(Extracted entries Opens)
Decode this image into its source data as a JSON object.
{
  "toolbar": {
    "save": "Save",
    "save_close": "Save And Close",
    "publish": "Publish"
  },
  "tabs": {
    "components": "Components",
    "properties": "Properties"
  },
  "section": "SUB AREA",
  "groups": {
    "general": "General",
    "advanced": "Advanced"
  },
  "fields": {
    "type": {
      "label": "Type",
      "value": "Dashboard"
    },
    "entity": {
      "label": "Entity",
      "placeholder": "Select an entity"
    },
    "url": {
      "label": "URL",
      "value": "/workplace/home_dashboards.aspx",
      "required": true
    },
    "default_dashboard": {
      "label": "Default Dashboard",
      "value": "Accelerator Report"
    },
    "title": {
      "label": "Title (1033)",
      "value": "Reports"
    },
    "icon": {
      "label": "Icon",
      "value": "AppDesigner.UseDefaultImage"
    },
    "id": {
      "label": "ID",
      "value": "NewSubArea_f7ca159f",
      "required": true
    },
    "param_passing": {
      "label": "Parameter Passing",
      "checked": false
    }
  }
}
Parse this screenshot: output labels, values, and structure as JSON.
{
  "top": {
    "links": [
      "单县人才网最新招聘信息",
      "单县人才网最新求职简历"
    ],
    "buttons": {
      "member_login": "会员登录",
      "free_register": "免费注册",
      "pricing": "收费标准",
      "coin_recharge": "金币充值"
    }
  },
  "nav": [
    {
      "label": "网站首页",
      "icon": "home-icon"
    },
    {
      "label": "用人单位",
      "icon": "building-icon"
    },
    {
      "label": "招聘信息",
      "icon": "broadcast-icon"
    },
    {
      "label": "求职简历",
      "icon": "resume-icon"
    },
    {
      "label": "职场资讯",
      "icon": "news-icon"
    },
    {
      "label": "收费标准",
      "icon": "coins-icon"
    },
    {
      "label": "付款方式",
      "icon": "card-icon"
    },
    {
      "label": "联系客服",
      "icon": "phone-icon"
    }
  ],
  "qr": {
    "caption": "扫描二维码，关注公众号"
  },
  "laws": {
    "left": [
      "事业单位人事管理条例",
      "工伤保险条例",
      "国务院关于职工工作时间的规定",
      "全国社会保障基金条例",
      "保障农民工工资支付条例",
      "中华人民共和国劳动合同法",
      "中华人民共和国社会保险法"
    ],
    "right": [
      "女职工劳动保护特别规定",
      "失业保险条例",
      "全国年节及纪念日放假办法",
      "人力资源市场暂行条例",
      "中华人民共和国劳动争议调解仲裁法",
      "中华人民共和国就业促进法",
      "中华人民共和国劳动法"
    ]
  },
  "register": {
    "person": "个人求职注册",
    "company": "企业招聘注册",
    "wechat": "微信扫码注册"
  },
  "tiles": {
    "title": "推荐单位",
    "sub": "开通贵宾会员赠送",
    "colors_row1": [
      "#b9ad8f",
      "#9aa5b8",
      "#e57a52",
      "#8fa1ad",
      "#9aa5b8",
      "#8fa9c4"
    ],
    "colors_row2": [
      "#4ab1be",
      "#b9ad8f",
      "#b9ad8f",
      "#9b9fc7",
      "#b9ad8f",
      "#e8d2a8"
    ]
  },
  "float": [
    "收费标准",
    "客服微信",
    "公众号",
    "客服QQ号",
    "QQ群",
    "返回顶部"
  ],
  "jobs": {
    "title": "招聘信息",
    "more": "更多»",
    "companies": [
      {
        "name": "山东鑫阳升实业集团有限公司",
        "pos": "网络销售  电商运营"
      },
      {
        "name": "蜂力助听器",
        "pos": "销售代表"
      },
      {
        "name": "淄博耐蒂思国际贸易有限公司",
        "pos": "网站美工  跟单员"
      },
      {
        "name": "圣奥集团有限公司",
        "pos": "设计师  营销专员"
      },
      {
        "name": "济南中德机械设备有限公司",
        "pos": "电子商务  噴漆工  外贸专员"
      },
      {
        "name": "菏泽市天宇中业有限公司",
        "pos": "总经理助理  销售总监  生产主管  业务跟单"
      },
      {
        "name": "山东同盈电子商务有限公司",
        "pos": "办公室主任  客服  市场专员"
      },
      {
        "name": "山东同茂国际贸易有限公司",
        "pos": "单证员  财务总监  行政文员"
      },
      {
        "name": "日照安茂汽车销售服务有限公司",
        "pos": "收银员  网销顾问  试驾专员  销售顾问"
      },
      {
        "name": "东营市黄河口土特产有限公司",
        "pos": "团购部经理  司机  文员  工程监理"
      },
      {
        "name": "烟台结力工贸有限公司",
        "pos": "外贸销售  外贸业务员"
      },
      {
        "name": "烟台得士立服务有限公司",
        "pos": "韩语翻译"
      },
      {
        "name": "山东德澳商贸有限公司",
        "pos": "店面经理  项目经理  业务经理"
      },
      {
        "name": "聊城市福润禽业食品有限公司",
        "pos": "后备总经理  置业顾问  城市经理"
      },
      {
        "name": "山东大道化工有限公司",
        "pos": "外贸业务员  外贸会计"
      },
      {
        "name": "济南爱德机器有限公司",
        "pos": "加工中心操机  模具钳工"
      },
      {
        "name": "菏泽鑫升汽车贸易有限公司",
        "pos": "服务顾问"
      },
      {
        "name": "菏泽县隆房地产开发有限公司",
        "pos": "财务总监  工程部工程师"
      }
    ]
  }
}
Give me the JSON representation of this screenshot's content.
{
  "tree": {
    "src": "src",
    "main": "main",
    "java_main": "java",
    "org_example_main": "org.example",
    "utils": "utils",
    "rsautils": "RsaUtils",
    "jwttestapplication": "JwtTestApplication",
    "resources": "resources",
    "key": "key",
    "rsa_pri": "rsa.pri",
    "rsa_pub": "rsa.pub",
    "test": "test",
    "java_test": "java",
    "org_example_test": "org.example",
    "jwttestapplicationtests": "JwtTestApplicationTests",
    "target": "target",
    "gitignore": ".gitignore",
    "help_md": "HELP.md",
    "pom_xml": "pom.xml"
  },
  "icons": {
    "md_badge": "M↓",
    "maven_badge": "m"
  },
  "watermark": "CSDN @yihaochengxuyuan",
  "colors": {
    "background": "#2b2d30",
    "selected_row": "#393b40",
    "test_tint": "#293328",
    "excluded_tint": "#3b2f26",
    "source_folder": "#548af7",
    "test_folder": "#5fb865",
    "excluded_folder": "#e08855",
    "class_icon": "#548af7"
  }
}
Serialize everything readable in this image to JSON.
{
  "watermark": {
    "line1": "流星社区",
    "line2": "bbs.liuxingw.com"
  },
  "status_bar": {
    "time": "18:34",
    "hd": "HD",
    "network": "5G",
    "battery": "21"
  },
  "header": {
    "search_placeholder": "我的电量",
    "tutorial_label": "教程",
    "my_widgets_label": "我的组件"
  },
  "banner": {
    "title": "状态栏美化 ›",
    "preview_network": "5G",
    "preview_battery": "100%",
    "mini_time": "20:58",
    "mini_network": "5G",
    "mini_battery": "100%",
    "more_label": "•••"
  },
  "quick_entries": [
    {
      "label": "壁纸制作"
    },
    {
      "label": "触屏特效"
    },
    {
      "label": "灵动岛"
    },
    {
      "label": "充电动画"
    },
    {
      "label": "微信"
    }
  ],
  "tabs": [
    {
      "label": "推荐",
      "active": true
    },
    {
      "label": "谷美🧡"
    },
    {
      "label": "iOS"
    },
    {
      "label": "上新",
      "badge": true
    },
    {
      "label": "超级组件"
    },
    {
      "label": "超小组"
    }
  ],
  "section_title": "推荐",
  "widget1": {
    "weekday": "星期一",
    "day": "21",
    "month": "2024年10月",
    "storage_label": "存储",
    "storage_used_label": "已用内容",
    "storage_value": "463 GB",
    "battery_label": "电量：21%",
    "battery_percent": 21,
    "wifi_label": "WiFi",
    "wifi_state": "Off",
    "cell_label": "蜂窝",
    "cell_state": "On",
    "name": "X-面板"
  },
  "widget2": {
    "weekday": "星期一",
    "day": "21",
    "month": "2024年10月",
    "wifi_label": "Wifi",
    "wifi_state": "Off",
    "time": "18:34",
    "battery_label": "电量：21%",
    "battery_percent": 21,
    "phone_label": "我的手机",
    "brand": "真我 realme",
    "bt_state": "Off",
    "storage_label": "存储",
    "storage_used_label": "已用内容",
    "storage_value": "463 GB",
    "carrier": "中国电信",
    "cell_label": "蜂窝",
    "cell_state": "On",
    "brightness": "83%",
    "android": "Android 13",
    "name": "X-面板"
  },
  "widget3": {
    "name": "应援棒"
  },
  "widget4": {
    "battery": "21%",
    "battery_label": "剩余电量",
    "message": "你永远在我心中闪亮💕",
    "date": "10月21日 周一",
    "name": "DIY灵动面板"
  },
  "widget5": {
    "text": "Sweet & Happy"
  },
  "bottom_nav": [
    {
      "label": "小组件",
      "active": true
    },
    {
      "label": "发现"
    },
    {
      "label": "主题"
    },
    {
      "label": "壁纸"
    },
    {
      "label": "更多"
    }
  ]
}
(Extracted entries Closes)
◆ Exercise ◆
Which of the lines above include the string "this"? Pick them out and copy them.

◆ Answer box ◆
Decode this image into its source data as a JSON object.
Parse this screenshot: output labels, values, and structure as JSON.
Give me the JSON representation of this screenshot's content.
Serialize everything readable in this image to JSON.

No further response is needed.